* **What you have to do**
I would like each line of the data that holds the word "Фотографии" copied out.
Data extract Block Start
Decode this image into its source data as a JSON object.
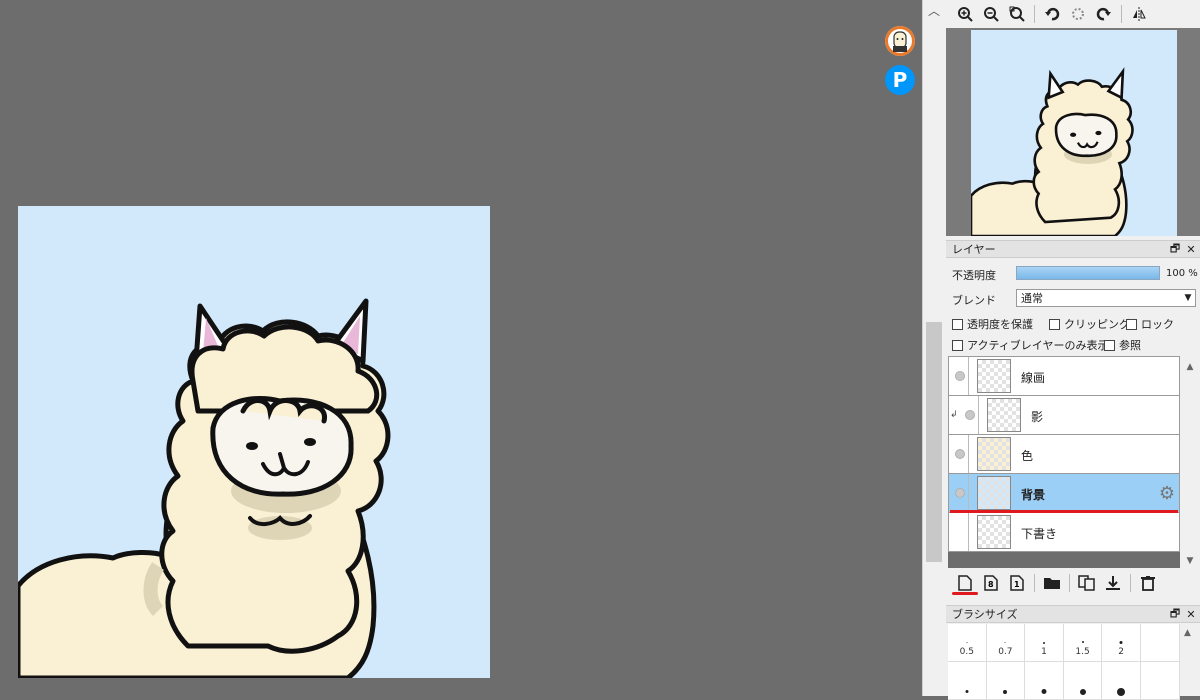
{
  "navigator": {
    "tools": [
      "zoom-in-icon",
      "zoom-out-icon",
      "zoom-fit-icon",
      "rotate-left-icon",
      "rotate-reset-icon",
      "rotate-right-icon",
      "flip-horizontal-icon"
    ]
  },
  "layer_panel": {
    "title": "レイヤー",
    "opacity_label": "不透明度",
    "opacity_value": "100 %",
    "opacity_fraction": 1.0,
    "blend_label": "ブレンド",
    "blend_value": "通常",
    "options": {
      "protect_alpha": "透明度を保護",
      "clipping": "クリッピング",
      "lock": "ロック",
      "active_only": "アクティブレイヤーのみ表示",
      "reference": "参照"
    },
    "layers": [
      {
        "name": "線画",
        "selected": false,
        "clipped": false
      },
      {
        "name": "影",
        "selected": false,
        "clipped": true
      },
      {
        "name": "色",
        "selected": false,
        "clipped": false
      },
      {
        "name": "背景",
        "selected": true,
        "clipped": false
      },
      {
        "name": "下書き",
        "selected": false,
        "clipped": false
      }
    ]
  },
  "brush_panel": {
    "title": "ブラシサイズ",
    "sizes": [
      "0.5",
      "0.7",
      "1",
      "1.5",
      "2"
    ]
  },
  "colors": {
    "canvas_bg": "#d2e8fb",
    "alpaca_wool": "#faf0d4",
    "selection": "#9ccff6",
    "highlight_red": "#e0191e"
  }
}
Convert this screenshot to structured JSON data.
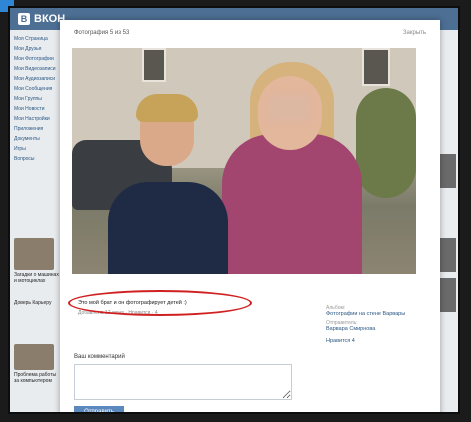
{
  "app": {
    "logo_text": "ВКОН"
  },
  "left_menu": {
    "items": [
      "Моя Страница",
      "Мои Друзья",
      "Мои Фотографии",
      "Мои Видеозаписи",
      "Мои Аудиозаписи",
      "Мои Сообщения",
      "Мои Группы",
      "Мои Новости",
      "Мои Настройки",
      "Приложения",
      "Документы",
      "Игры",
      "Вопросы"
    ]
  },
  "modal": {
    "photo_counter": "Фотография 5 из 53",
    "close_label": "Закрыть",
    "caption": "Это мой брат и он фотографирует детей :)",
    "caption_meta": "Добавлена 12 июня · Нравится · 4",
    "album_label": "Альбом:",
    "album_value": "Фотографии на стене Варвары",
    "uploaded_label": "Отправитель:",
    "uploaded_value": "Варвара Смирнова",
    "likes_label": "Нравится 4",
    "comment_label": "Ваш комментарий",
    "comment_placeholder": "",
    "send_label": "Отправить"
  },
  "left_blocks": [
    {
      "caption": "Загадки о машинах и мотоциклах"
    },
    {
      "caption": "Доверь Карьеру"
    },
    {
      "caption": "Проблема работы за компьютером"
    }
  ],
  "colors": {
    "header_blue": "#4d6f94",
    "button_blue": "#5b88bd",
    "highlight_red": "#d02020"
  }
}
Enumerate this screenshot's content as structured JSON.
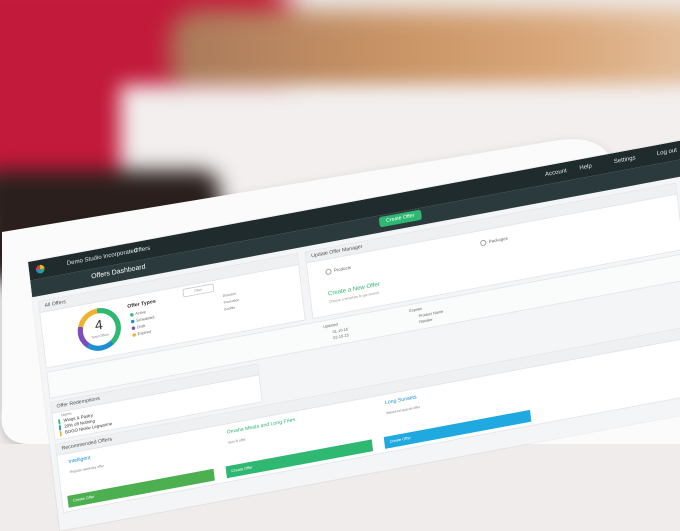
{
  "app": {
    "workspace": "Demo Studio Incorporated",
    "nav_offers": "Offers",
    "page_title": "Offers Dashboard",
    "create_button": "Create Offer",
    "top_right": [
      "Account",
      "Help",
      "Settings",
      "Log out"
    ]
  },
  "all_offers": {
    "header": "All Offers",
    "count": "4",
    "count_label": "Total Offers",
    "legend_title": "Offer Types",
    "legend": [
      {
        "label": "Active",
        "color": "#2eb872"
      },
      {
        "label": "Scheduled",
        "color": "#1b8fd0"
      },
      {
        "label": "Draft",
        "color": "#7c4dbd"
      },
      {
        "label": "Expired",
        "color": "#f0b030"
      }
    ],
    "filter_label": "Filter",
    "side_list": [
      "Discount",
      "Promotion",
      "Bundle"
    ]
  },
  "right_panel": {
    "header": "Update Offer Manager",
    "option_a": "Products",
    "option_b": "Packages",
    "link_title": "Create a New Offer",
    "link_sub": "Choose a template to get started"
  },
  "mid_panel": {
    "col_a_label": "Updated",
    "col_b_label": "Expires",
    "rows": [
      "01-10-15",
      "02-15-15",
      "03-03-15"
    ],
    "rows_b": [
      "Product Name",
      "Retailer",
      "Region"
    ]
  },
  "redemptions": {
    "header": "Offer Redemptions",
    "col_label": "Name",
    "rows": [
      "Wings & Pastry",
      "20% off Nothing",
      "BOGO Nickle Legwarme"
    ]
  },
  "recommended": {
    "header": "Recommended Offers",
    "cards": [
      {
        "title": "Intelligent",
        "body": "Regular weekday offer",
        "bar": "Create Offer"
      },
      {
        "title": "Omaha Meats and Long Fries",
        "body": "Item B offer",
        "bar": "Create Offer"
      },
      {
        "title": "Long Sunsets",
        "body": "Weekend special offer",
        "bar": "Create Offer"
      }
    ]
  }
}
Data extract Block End
* **Exercise answer**
      "Мои Фотографии",
    "album_value": "Фотографии на стене Варвары",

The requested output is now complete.